TASK REQUIREMENTS
From the entries below, copy each line in which the word "average" occurs.

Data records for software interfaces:
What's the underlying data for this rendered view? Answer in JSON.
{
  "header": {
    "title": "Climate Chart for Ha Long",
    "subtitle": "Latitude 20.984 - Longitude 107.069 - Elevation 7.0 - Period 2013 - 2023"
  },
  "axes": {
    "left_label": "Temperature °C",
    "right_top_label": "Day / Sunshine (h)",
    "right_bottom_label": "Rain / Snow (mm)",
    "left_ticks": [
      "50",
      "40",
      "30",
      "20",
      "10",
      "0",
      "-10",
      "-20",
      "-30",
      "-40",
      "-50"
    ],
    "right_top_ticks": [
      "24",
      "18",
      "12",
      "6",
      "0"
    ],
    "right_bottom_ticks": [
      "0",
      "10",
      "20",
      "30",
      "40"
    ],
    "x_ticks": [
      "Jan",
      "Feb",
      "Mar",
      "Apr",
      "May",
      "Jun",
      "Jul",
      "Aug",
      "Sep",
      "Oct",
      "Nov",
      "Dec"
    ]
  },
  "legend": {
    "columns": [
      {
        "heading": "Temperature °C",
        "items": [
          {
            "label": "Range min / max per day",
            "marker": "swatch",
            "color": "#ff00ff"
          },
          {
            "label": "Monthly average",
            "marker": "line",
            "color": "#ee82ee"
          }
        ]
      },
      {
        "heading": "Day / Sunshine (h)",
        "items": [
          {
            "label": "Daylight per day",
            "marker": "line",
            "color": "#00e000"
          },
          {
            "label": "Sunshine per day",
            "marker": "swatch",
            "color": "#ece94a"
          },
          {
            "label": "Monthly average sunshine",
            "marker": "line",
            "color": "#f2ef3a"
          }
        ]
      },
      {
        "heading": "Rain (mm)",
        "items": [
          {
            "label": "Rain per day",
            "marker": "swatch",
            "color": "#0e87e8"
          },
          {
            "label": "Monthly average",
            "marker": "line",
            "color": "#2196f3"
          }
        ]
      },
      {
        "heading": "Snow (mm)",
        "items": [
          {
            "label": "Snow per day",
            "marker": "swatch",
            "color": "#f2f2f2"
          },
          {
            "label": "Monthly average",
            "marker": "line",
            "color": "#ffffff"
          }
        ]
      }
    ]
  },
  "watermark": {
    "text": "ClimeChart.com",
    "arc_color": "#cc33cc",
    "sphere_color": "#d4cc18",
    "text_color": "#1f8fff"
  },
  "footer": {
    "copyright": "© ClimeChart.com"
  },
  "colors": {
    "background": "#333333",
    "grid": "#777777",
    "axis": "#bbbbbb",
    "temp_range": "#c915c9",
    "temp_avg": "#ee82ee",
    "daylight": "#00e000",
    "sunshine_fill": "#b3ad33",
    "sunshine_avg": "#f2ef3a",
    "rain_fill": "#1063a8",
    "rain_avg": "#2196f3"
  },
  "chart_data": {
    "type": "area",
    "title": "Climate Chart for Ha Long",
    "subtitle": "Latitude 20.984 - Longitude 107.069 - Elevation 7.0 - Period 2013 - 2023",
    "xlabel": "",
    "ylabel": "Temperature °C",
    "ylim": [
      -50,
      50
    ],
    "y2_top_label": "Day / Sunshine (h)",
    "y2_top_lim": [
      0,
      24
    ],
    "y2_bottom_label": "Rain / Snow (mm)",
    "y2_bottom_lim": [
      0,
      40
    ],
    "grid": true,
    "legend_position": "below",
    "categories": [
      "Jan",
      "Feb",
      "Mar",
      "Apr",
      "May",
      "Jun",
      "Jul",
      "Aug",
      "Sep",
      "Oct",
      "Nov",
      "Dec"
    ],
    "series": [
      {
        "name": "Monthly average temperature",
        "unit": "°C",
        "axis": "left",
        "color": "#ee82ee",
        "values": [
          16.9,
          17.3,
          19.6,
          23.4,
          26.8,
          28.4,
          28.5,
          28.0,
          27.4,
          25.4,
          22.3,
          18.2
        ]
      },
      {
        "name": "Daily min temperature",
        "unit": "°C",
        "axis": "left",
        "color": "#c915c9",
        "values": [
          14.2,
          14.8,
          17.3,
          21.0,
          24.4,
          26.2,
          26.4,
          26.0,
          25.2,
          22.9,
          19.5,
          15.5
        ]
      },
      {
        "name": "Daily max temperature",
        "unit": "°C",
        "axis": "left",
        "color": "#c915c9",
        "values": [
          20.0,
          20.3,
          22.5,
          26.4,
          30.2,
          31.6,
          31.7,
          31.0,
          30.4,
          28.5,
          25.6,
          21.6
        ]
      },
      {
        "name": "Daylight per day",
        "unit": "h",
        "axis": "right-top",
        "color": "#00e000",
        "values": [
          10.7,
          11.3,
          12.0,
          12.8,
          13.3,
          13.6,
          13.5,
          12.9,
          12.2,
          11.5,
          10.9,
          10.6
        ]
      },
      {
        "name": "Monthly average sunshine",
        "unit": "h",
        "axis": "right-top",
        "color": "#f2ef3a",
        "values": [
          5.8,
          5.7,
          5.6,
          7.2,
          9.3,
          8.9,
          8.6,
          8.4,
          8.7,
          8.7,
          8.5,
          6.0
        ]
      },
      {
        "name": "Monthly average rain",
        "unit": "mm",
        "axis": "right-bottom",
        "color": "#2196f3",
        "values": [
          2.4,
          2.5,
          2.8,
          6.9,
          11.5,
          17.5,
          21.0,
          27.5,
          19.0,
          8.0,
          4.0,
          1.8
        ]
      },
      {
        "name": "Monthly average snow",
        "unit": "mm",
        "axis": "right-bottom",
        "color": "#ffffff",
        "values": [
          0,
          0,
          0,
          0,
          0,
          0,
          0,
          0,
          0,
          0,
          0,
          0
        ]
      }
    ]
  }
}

ANSWER BOX
            "label": "Monthly average",
            "label": "Monthly average sunshine",
            "label": "Monthly average",
            "label": "Monthly average",
        "name": "Monthly average temperature",
        "name": "Monthly average sunshine",
        "name": "Monthly average rain",
        "name": "Monthly average snow",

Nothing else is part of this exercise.